Exercise description:
Below are the records; copy every line in them that holds the string "true".

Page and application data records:
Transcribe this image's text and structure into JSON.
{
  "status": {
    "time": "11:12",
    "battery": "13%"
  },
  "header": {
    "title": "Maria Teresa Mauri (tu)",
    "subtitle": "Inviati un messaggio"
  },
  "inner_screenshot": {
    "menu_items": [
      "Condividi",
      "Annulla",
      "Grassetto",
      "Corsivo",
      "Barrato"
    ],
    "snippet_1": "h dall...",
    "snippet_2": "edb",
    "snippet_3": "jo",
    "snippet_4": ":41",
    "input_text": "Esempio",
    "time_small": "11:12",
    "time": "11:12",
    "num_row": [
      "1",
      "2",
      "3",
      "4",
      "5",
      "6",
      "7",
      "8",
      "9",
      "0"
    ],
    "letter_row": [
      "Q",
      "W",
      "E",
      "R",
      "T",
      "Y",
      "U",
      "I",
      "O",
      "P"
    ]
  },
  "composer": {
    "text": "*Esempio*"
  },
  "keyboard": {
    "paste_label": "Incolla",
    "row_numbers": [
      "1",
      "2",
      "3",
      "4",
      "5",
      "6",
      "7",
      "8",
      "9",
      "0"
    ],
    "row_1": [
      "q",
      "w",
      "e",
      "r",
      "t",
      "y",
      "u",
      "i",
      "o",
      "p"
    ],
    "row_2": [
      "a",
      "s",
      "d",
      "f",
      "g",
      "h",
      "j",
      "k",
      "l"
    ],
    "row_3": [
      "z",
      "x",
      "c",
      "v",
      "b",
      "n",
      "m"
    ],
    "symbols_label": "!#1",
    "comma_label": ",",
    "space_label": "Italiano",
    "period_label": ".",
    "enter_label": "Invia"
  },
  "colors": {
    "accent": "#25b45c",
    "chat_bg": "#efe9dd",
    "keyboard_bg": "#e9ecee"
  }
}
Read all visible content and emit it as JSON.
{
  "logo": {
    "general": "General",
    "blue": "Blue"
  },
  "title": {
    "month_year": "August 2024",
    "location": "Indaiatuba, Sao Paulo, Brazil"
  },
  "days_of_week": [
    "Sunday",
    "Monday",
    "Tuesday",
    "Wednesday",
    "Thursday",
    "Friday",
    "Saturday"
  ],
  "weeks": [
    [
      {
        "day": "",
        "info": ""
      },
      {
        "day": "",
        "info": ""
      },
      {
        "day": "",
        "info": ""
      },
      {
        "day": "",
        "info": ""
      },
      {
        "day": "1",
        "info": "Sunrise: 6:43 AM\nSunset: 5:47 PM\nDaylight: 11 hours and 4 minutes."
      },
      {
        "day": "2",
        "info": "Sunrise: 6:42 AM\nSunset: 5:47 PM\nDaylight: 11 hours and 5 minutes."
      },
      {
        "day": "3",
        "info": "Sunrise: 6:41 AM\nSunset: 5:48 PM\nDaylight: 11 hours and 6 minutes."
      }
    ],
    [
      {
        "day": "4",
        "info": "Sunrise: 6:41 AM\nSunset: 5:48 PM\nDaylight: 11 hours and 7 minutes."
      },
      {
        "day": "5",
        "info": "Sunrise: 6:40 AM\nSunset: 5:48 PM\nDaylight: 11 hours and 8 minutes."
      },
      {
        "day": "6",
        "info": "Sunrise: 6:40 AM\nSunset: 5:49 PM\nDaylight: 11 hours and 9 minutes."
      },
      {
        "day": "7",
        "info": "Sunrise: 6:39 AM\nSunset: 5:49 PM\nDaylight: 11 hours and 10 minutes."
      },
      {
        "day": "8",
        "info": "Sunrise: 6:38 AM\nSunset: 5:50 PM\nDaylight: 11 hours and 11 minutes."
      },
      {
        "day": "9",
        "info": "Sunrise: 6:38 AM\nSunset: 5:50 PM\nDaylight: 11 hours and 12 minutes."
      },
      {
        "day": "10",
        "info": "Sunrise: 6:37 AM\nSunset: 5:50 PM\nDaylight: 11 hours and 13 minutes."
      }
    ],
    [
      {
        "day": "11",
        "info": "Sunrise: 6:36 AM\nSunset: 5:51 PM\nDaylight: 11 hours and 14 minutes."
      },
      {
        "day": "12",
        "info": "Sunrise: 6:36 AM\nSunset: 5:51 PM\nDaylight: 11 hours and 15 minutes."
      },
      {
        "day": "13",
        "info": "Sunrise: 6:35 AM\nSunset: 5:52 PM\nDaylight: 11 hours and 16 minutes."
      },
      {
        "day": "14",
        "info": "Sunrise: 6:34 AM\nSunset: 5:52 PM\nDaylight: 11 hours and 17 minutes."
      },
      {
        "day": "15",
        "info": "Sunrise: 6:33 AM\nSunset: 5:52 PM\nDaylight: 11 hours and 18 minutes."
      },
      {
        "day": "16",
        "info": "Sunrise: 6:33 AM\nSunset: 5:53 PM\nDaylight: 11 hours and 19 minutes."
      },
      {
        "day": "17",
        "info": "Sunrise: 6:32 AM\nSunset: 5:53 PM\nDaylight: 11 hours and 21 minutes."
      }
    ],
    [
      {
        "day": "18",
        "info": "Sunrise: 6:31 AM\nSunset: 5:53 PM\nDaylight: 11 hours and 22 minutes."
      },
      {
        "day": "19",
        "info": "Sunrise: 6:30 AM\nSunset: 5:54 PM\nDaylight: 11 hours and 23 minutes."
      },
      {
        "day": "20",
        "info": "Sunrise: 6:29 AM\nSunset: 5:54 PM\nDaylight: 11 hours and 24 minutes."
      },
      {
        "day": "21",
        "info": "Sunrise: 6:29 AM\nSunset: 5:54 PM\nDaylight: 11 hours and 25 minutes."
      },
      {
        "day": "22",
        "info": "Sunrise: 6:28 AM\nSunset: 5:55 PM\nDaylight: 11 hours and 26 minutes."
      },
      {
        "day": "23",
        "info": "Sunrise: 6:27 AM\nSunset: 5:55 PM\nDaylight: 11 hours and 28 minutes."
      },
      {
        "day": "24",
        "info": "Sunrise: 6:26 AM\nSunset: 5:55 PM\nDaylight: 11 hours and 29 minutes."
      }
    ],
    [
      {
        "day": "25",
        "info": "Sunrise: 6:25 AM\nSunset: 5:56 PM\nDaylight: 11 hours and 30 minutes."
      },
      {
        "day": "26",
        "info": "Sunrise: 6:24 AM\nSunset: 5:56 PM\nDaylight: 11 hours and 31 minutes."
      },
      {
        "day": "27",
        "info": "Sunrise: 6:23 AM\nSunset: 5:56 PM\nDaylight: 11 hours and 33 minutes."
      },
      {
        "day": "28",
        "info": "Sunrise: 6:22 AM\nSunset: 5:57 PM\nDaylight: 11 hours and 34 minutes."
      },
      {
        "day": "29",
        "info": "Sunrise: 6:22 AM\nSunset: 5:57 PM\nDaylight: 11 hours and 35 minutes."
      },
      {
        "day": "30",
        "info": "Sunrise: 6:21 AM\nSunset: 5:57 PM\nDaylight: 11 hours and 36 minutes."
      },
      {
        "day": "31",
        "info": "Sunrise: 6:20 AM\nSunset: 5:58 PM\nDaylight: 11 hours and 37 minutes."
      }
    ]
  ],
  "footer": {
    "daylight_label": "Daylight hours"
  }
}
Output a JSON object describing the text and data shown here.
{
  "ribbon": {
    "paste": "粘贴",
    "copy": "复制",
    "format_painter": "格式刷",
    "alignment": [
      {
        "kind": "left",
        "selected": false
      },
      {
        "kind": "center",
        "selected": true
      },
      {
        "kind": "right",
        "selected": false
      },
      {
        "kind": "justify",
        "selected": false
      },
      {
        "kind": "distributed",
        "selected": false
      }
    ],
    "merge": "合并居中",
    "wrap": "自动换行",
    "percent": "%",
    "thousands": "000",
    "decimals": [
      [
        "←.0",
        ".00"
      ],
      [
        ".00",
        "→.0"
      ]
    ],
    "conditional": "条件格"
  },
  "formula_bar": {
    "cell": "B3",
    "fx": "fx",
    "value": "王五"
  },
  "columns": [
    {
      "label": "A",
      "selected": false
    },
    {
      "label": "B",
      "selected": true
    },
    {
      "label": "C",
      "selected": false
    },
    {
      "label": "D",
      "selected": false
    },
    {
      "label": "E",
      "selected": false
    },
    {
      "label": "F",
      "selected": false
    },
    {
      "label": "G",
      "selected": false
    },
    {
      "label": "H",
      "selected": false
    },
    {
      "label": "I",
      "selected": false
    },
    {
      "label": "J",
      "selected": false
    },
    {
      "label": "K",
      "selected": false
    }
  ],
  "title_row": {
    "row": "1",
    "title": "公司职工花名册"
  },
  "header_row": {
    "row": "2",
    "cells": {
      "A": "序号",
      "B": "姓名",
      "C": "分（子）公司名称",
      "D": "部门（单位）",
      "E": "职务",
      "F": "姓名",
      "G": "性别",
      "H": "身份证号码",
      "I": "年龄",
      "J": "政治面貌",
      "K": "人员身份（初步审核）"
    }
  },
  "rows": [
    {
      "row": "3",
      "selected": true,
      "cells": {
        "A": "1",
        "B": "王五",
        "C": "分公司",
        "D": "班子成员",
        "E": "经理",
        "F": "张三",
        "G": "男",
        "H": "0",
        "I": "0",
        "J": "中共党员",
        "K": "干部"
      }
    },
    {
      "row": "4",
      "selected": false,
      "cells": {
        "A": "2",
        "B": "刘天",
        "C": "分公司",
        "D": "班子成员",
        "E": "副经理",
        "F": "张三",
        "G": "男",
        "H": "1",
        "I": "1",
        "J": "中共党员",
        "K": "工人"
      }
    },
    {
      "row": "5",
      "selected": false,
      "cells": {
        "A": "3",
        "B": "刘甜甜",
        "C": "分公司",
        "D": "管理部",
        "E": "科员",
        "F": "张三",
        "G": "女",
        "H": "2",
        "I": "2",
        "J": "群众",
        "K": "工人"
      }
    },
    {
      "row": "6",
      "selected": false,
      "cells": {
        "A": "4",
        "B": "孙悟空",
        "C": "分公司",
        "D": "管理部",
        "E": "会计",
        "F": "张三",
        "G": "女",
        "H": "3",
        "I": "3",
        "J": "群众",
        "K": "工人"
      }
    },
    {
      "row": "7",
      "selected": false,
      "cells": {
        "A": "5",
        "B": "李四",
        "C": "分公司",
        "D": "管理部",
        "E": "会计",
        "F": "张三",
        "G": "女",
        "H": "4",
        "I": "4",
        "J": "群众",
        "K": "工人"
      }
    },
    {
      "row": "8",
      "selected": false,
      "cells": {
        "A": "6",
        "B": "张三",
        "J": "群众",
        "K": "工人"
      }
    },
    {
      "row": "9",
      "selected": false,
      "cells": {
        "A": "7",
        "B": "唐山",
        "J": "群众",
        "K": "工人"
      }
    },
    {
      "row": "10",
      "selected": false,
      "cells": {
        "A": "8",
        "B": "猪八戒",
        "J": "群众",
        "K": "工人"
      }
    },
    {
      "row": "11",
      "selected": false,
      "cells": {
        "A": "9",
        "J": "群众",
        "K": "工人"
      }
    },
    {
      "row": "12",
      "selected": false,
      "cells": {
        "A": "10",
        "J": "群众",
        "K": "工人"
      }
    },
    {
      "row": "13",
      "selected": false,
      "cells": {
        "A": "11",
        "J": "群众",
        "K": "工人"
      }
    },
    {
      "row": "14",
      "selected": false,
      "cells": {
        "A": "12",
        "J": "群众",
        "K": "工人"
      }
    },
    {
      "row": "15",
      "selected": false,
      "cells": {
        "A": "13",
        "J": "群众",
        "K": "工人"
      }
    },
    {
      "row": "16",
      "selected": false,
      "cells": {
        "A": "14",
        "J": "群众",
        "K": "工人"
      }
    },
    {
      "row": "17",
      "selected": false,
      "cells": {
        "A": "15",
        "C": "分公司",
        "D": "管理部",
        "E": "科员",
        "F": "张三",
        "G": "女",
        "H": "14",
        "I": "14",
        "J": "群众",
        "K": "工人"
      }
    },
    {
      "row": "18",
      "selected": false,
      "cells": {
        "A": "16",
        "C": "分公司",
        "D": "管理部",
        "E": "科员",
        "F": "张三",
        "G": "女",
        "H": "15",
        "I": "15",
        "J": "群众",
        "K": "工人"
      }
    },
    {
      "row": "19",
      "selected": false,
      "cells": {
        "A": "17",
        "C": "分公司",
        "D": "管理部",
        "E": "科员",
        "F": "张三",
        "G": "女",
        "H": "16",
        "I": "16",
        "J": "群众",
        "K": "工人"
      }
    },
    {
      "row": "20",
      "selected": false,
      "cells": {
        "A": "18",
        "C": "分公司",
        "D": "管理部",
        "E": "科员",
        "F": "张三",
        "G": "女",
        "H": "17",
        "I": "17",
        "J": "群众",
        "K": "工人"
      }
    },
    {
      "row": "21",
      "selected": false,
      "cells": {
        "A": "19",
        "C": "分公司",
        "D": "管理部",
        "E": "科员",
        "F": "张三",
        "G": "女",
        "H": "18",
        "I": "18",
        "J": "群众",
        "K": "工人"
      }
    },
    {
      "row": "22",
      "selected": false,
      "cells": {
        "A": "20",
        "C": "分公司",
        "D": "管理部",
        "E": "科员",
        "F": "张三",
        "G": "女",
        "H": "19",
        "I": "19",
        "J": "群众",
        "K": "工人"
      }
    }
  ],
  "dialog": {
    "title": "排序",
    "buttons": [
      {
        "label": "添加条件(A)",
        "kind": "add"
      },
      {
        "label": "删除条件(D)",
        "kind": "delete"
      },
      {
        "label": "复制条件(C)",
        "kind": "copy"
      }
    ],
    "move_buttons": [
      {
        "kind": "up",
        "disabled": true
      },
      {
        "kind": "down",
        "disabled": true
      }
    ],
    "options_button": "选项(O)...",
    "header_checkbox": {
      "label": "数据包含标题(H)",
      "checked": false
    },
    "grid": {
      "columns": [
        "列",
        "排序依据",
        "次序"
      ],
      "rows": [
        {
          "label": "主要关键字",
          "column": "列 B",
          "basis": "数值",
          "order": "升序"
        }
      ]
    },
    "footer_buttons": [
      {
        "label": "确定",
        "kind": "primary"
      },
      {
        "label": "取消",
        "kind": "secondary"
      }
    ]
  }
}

Answer section:
        "selected": true
      "selected": true
      "selected": true,
        "disabled": true
        "disabled": true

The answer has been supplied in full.